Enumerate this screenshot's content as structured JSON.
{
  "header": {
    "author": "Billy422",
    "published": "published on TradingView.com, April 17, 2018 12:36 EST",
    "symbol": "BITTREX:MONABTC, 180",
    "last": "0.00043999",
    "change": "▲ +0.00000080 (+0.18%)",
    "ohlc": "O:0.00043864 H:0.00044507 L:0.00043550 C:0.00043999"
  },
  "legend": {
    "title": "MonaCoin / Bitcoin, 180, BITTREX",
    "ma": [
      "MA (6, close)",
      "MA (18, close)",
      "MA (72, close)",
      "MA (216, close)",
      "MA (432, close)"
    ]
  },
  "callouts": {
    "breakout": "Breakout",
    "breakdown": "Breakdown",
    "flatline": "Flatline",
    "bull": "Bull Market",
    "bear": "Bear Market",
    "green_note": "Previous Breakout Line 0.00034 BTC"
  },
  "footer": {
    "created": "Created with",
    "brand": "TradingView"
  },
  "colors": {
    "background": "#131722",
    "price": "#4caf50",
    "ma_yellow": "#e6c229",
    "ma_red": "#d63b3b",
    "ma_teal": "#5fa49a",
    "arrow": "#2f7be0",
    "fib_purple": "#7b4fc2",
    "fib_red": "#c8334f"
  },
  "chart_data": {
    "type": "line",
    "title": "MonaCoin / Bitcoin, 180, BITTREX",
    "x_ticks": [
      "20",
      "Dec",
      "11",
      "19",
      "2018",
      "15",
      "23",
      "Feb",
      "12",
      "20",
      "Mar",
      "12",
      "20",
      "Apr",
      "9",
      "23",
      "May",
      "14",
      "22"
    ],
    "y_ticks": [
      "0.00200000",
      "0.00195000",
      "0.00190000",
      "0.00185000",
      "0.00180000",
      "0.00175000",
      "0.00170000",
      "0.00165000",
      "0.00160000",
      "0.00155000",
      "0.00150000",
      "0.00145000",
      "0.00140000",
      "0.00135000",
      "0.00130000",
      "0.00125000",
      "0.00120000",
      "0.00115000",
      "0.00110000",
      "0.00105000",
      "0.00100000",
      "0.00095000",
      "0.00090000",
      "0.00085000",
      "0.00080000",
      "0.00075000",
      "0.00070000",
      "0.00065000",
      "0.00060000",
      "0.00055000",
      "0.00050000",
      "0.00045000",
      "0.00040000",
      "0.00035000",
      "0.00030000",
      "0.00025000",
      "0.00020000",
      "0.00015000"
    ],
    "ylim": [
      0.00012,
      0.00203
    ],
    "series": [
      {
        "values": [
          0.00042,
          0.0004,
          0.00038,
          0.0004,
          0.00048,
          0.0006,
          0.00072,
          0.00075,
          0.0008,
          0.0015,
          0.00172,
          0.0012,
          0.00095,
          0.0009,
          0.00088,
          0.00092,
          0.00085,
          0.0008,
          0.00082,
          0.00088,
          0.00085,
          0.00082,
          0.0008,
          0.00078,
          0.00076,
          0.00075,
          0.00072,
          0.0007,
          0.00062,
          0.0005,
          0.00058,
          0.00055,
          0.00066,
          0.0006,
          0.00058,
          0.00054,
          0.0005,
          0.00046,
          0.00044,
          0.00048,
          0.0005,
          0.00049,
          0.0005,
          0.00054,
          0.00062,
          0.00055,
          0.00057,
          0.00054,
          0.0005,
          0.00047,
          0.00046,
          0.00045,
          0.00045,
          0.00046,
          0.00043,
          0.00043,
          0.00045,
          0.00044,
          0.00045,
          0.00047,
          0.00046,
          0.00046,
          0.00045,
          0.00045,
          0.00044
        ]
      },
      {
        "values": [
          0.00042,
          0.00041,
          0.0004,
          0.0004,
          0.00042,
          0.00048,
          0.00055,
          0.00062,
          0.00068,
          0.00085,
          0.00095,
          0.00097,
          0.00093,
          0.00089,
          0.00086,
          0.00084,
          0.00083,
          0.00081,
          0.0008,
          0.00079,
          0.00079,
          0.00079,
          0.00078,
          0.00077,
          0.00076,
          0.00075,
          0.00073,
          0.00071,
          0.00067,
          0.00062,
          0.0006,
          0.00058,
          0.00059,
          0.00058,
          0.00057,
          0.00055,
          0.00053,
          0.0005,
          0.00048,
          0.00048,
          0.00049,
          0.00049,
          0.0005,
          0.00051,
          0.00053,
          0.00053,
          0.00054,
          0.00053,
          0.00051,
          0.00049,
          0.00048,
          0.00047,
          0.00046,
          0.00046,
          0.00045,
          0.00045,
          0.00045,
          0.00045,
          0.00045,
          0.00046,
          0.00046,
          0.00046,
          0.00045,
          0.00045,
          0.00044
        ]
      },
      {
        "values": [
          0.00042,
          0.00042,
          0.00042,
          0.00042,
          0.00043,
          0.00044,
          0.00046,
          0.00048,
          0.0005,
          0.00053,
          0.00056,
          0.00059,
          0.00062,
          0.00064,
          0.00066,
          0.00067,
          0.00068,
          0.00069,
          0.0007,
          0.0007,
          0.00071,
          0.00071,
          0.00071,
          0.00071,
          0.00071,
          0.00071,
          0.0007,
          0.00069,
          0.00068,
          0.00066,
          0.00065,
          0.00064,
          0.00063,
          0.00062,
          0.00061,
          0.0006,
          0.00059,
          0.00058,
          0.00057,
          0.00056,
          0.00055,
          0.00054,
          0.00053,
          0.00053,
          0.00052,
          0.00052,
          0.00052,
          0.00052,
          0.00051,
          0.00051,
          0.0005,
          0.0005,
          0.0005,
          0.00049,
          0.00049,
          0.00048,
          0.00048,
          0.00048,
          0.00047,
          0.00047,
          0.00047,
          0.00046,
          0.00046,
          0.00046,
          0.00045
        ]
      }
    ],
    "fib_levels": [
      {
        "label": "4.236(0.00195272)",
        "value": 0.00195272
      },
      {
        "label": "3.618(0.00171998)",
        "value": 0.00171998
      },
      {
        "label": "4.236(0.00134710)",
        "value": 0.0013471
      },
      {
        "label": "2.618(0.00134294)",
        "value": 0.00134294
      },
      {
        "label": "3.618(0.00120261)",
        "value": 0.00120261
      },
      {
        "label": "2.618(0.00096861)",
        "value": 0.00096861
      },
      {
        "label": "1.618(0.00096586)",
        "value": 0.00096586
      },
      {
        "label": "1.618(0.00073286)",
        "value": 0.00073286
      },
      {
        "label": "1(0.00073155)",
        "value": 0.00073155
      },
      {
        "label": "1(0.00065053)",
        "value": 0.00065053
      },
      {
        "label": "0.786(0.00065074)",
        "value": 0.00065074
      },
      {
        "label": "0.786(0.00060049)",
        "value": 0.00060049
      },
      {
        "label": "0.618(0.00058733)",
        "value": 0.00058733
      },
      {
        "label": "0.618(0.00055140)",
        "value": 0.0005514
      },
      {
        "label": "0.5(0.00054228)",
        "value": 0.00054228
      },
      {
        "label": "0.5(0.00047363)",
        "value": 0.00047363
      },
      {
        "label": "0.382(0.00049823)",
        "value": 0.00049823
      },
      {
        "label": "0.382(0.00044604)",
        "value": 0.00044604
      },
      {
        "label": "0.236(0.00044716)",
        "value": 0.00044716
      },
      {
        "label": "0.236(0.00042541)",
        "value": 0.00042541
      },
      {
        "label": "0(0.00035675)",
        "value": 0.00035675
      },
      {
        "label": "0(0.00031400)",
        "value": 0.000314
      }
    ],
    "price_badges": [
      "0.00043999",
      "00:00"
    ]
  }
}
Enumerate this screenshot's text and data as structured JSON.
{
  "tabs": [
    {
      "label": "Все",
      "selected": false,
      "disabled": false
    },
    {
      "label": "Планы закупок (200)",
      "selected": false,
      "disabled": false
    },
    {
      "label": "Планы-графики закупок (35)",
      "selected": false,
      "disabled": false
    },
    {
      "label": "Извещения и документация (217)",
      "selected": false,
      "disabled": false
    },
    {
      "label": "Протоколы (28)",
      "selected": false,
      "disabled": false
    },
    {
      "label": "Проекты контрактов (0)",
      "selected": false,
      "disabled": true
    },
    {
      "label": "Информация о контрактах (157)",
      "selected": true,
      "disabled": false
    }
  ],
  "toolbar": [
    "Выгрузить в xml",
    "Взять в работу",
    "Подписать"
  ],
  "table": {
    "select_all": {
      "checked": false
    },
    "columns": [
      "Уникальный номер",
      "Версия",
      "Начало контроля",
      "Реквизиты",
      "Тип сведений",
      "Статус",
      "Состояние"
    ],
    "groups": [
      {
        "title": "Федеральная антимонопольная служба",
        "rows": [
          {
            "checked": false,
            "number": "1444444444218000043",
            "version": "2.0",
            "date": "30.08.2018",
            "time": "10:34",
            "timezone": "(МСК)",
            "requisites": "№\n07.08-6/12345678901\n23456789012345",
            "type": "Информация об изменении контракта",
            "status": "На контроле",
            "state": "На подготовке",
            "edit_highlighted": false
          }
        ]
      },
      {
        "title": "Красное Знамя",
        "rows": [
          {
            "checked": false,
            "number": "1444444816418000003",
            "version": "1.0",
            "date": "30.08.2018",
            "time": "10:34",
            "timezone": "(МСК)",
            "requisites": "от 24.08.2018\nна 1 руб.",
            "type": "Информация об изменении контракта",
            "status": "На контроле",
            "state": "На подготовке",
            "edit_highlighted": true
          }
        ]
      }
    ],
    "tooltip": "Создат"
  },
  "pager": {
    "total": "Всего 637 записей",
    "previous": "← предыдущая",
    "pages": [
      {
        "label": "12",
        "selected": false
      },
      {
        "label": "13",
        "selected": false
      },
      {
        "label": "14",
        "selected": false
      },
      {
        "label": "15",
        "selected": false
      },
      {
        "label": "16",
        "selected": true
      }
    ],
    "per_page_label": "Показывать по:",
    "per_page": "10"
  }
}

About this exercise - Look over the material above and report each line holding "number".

The answer -
            "number": "1444444444218000043",
            "number": "1444444816418000003",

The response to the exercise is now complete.